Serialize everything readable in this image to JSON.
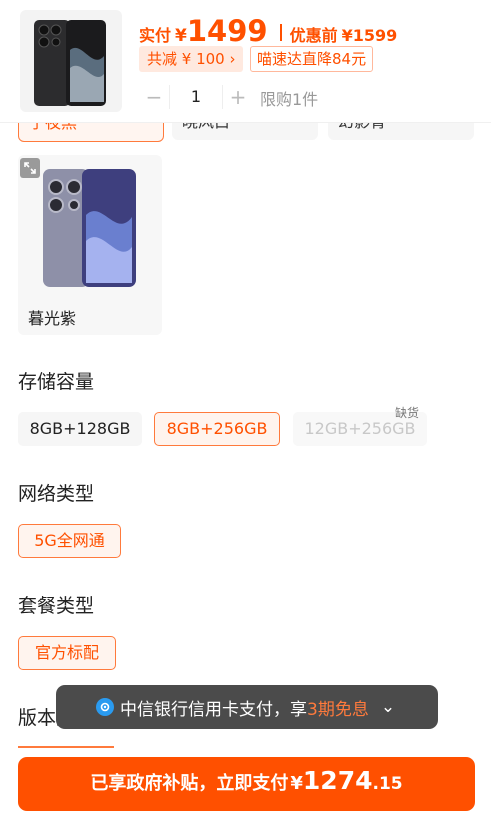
{
  "header": {
    "price_label": "实付",
    "currency": "¥",
    "price": "1499",
    "before_label": "优惠前",
    "before_price": "¥1599",
    "discount_chip": "共减 ¥ 100 ›",
    "delivery_chip": "喵速达直降84元",
    "quantity": "1",
    "minus": "−",
    "plus": "+",
    "limit": "限购1件"
  },
  "color": {
    "peek_items": [
      "子夜黑",
      "晓风白",
      "幻影青"
    ],
    "card_label": "暮光紫"
  },
  "storage": {
    "title": "存储容量",
    "options": [
      "8GB+128GB",
      "8GB+256GB",
      "12GB+256GB"
    ],
    "stock_tag": "缺货"
  },
  "network": {
    "title": "网络类型",
    "options": [
      "5G全网通"
    ]
  },
  "package": {
    "title": "套餐类型",
    "options": [
      "官方标配"
    ]
  },
  "version": {
    "title": "版本类型"
  },
  "toast": {
    "prefix": "中信银行信用卡支付，享",
    "highlight": "3期免息",
    "chevron": "⌄"
  },
  "pay": {
    "text": "已享政府补贴，立即支付",
    "currency": "¥",
    "integer": "1274",
    "decimal": ".15"
  },
  "colors": {
    "accent": "#ff5000",
    "accent_light": "#fff4ee",
    "toast_bg": "#4b4b4b"
  }
}
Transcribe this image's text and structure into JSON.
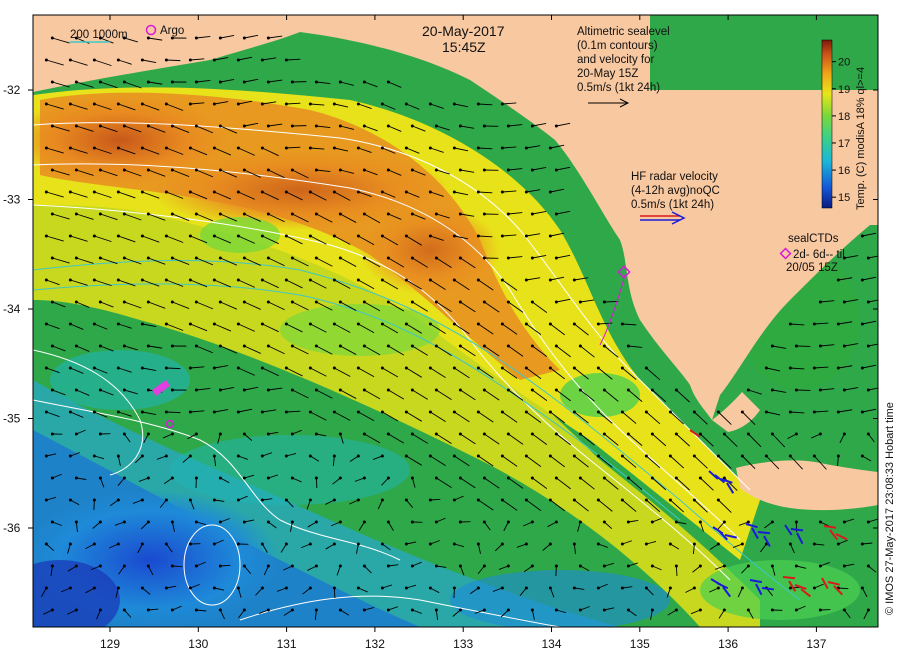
{
  "title": {
    "date": "20-May-2017",
    "time": "15:45Z"
  },
  "legend_top_left": {
    "scale_label": "200  1000m",
    "argo_label": "Argo"
  },
  "altimetry": {
    "line1": "Altimetric sealevel",
    "line2": "(0.1m contours)",
    "line3": "and velocity for",
    "line4": "20-May 15Z",
    "line5": "0.5m/s (1kt 24h)"
  },
  "hf_radar": {
    "line1": "HF radar velocity",
    "line2": "(4-12h avg)noQC",
    "line3": "0.5m/s (1kt 24h)"
  },
  "seal_ctd": {
    "line1": "sealCTDs",
    "line2": "2d- 6d-- til",
    "line3": "20/05 15Z"
  },
  "colorbar": {
    "label": "Temp. (C) modisA 18% ql>=4",
    "ticks": [
      "20",
      "19",
      "18",
      "17",
      "16",
      "15"
    ],
    "min": 14.6,
    "max": 20.8
  },
  "axes": {
    "x_ticks": [
      "129",
      "130",
      "131",
      "132",
      "133",
      "134",
      "135",
      "136",
      "137"
    ],
    "y_ticks": [
      "-32",
      "-33",
      "-34",
      "-35",
      "-36"
    ]
  },
  "credit": "© IMOS 27-May-2017 23:08:33 Hobart time",
  "colors": {
    "land": "#f8c8a0",
    "contour": "#ffffff",
    "arrow": "#000000",
    "hf_blue": "#1a1ad8",
    "hf_red": "#d81a1a",
    "argo": "#d81ad8",
    "isobath": "#3fc7c7"
  }
}
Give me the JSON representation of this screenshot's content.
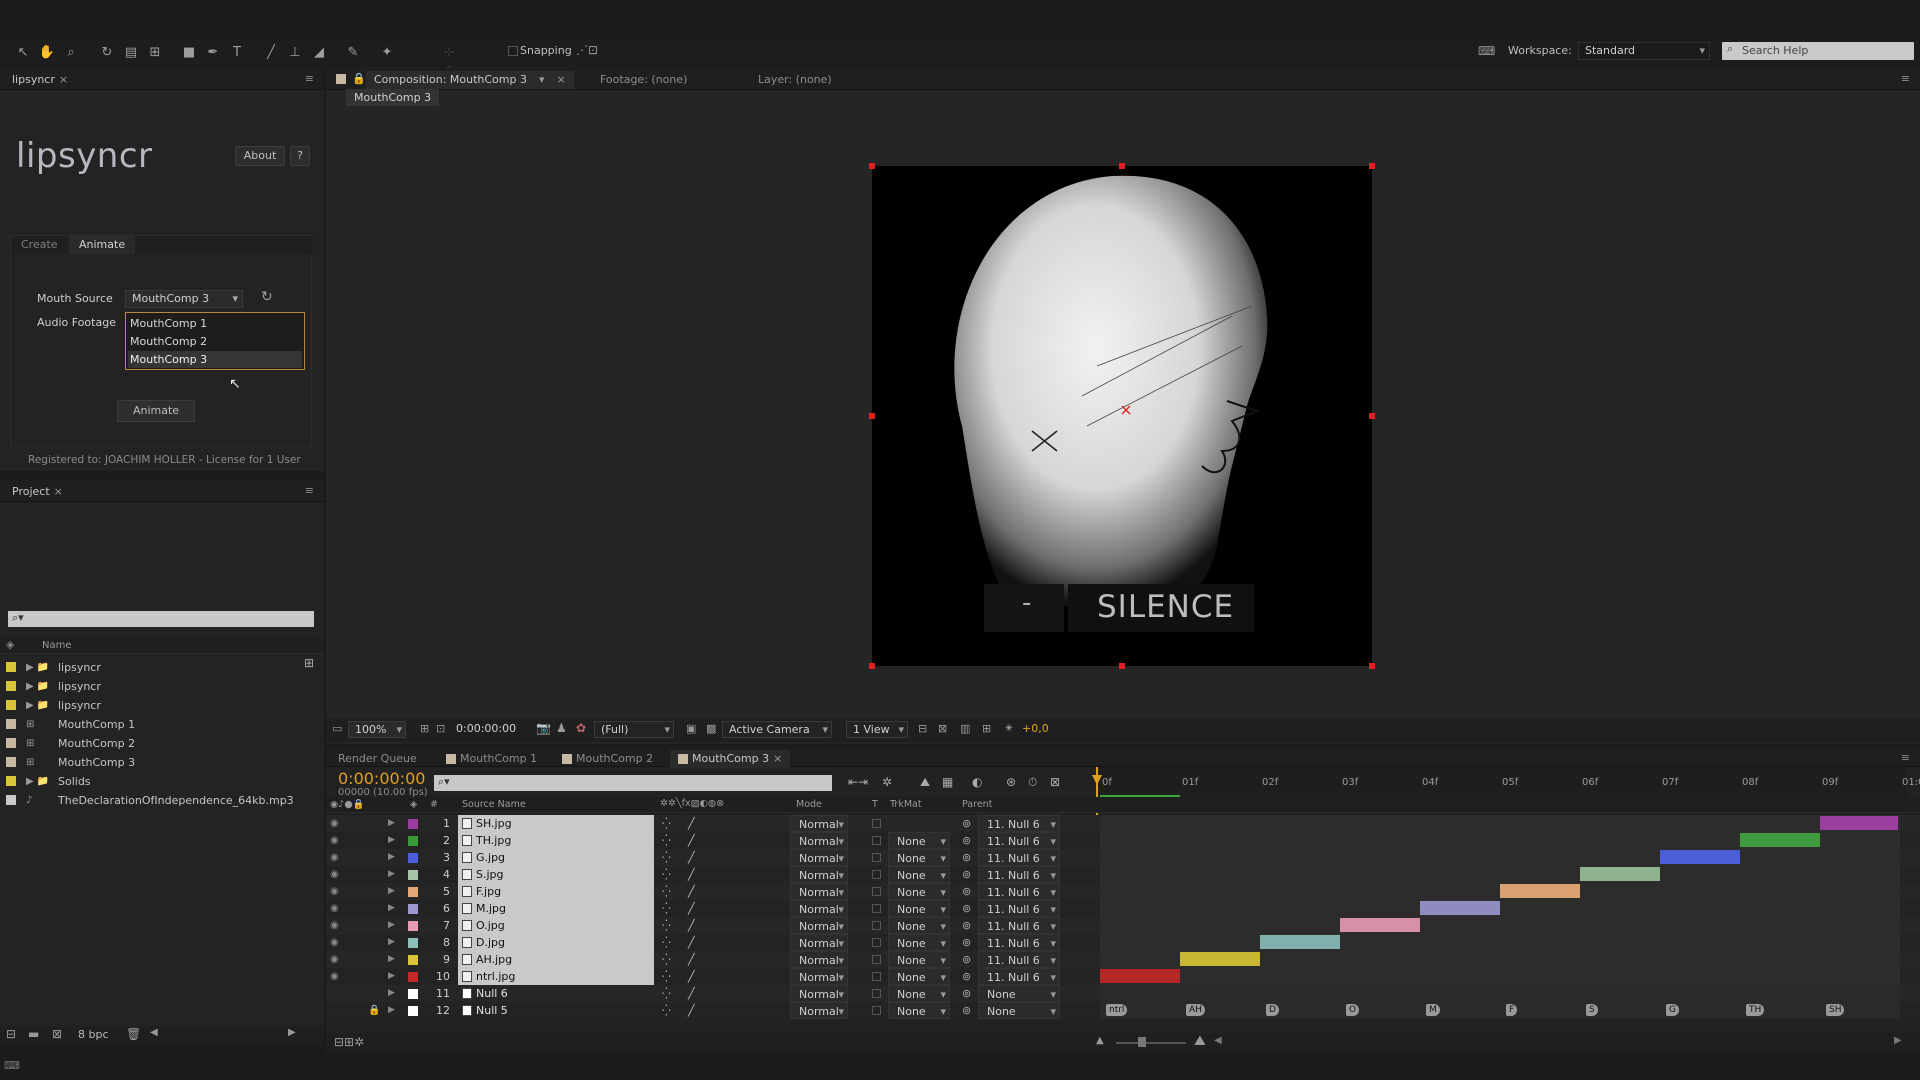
{
  "toolbar": {
    "snapping_label": "Snapping",
    "workspace_label": "Workspace:",
    "workspace_value": "Standard",
    "search_placeholder": "Search Help"
  },
  "lipsyncr": {
    "tab_title": "lipsyncr",
    "logo_text": "lipsyncr",
    "about_label": "About",
    "help_label": "?",
    "tabs": [
      "Create",
      "Animate"
    ],
    "mouth_source_label": "Mouth Source",
    "mouth_source_value": "MouthComp 3",
    "audio_footage_label": "Audio Footage",
    "dropdown_options": [
      "MouthComp 1",
      "MouthComp 2",
      "MouthComp 3"
    ],
    "animate_button": "Animate",
    "registration": "Registered to: JOACHIM HOLLER - License for 1 User"
  },
  "project": {
    "tab_title": "Project",
    "search_placeholder": "⌕▾",
    "name_header": "Name",
    "items": [
      {
        "name": "lipsyncr",
        "type": "folder",
        "color": "#d8c53a"
      },
      {
        "name": "lipsyncr",
        "type": "folder",
        "color": "#d8c53a"
      },
      {
        "name": "lipsyncr",
        "type": "folder",
        "color": "#d8c53a"
      },
      {
        "name": "MouthComp 1",
        "type": "comp",
        "color": "#c8b9a2"
      },
      {
        "name": "MouthComp 2",
        "type": "comp",
        "color": "#c8b9a2"
      },
      {
        "name": "MouthComp 3",
        "type": "comp",
        "color": "#c8b9a2"
      },
      {
        "name": "Solids",
        "type": "folder",
        "color": "#d8c53a"
      },
      {
        "name": "TheDeclarationOfIndependence_64kb.mp3",
        "type": "audio",
        "color": "#c8c8c8"
      }
    ],
    "bpc_label": "8 bpc"
  },
  "composition": {
    "tab_title": "Composition: MouthComp 3",
    "footage_label": "Footage: (none)",
    "layer_label": "Layer: (none)",
    "breadcrumb": "MouthComp 3",
    "viewer_text_left": "-",
    "viewer_text_right": "SILENCE",
    "zoom": "100%",
    "timecode": "0:00:00:00",
    "resolution": "(Full)",
    "camera": "Active Camera",
    "view": "1 View",
    "exposure": "+0,0"
  },
  "timeline": {
    "tabs": [
      "Render Queue",
      "MouthComp 1",
      "MouthComp 2",
      "MouthComp 3"
    ],
    "timecode": "0:00:00:00",
    "frame_info": "00000 (10.00 fps)",
    "headers": {
      "num": "#",
      "source": "Source Name",
      "mode": "Mode",
      "t": "T",
      "trkmat": "TrkMat",
      "parent": "Parent"
    },
    "ruler": [
      "0f",
      "01f",
      "02f",
      "03f",
      "04f",
      "05f",
      "06f",
      "07f",
      "08f",
      "09f",
      "01:0"
    ],
    "layers": [
      {
        "num": "1",
        "name": "SH.jpg",
        "color": "#9b3ea0",
        "mode": "Normal",
        "trkmat": "",
        "parent": "11. Null 6",
        "bar_start": 9,
        "bar_color": "#9b3ea0"
      },
      {
        "num": "2",
        "name": "TH.jpg",
        "color": "#3a9a3a",
        "mode": "Normal",
        "trkmat": "None",
        "parent": "11. Null 6",
        "bar_start": 8,
        "bar_color": "#3e9a3e"
      },
      {
        "num": "3",
        "name": "G.jpg",
        "color": "#4a5fd8",
        "mode": "Normal",
        "trkmat": "None",
        "parent": "11. Null 6",
        "bar_start": 7,
        "bar_color": "#4a5fd8"
      },
      {
        "num": "4",
        "name": "S.jpg",
        "color": "#a8c4a8",
        "mode": "Normal",
        "trkmat": "None",
        "parent": "11. Null 6",
        "bar_start": 6,
        "bar_color": "#8fb38f"
      },
      {
        "num": "5",
        "name": "F.jpg",
        "color": "#e2a878",
        "mode": "Normal",
        "trkmat": "None",
        "parent": "11. Null 6",
        "bar_start": 5,
        "bar_color": "#d9a070"
      },
      {
        "num": "6",
        "name": "M.jpg",
        "color": "#9a98cc",
        "mode": "Normal",
        "trkmat": "None",
        "parent": "11. Null 6",
        "bar_start": 4,
        "bar_color": "#8e8cc0"
      },
      {
        "num": "7",
        "name": "O.jpg",
        "color": "#e79ab5",
        "mode": "Normal",
        "trkmat": "None",
        "parent": "11. Null 6",
        "bar_start": 3,
        "bar_color": "#d890a8"
      },
      {
        "num": "8",
        "name": "D.jpg",
        "color": "#8fbfbc",
        "mode": "Normal",
        "trkmat": "None",
        "parent": "11. Null 6",
        "bar_start": 2,
        "bar_color": "#7fb0ad"
      },
      {
        "num": "9",
        "name": "AH.jpg",
        "color": "#d8c53a",
        "mode": "Normal",
        "trkmat": "None",
        "parent": "11. Null 6",
        "bar_start": 1,
        "bar_color": "#c9b632"
      },
      {
        "num": "10",
        "name": "ntrl.jpg",
        "color": "#c42a2a",
        "mode": "Normal",
        "trkmat": "None",
        "parent": "11. Null 6",
        "bar_start": 0,
        "bar_color": "#b42626"
      },
      {
        "num": "11",
        "name": "Null 6",
        "color": "#ffffff",
        "mode": "Normal",
        "trkmat": "None",
        "parent": "None",
        "bar_start": -1,
        "bar_color": ""
      },
      {
        "num": "12",
        "name": "Null 5",
        "color": "#ffffff",
        "mode": "Normal",
        "trkmat": "None",
        "parent": "None",
        "bar_start": -1,
        "bar_color": ""
      }
    ],
    "markers": [
      "ntrl",
      "AH",
      "D",
      "O",
      "M",
      "F",
      "S",
      "G",
      "TH",
      "SH"
    ]
  },
  "colors": {
    "accent_time": "#e0a020",
    "selection_handle": "#e02020"
  }
}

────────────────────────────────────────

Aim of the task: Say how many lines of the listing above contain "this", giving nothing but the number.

Exercise result: 3